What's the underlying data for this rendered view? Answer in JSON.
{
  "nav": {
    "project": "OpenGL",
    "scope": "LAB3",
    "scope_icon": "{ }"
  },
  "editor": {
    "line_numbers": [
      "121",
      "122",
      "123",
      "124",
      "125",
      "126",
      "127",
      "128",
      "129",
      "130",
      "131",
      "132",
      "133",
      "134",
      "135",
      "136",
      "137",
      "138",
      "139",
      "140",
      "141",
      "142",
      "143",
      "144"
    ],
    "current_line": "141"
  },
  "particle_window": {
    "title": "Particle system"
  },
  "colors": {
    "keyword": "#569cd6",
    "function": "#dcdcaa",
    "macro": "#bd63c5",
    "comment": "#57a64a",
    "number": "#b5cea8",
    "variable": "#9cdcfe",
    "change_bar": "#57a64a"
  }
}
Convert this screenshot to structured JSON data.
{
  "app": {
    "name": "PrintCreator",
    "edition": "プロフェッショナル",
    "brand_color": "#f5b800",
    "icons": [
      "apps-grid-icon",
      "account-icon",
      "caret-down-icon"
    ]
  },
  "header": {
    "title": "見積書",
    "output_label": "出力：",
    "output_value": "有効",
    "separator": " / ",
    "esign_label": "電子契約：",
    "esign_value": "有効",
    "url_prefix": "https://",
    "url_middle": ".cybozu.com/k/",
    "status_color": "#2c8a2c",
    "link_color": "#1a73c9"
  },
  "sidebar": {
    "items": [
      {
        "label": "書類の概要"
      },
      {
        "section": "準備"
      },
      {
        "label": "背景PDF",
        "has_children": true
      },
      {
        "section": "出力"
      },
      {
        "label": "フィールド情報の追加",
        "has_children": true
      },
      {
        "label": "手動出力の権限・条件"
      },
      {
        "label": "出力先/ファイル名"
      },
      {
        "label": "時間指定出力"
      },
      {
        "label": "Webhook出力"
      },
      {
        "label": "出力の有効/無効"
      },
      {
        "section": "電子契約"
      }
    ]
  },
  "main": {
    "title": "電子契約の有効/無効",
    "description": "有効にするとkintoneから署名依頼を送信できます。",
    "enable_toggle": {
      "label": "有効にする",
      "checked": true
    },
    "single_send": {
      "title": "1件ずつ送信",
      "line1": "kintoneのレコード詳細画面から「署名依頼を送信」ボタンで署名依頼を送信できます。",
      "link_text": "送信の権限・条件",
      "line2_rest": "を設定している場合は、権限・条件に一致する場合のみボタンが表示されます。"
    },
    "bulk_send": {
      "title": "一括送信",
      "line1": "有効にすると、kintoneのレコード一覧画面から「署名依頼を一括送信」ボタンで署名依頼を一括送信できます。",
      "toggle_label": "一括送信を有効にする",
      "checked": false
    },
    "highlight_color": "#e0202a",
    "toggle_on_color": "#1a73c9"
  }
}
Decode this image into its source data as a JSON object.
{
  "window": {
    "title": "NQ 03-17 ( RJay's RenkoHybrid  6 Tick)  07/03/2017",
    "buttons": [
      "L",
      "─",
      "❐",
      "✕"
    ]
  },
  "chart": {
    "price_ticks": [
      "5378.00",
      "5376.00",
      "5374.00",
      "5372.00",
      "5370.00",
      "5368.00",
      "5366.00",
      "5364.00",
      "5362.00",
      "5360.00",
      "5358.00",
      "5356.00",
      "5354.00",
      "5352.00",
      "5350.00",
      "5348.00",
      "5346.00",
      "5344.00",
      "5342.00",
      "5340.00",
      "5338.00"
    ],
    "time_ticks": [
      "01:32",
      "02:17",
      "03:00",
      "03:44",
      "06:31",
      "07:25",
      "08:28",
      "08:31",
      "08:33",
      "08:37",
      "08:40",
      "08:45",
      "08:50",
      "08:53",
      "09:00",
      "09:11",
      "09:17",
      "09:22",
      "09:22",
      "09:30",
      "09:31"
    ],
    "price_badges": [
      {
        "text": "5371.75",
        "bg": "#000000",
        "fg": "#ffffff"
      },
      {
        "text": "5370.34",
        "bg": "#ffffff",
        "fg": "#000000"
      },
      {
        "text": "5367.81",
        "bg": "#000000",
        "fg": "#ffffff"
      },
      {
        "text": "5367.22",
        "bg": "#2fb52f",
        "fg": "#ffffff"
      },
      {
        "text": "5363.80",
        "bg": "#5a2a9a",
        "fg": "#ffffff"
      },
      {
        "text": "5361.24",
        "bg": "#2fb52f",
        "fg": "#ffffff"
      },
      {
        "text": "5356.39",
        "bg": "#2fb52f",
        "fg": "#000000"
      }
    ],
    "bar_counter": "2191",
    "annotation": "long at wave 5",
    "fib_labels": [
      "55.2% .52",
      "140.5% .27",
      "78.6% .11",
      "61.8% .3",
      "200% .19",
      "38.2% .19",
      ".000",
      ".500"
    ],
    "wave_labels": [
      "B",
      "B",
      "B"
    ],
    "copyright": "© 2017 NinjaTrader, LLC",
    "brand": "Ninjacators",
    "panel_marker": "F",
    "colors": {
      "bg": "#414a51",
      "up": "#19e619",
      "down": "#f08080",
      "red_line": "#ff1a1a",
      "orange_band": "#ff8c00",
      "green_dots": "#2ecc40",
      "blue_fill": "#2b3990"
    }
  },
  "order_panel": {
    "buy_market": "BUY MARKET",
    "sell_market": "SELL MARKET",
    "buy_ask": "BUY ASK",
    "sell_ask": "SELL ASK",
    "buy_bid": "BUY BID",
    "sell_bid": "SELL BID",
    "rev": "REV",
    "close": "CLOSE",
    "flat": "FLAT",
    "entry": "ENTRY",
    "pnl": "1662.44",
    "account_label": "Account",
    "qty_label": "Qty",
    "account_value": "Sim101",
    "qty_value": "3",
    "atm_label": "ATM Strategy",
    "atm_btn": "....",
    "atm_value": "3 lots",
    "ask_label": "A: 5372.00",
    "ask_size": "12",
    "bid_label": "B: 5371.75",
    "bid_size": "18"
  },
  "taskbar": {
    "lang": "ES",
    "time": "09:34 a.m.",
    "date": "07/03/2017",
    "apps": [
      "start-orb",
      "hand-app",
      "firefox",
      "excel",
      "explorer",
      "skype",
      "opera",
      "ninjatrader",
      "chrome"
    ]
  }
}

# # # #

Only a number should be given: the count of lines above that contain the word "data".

RESPONSE TO THE EXERCISE:
3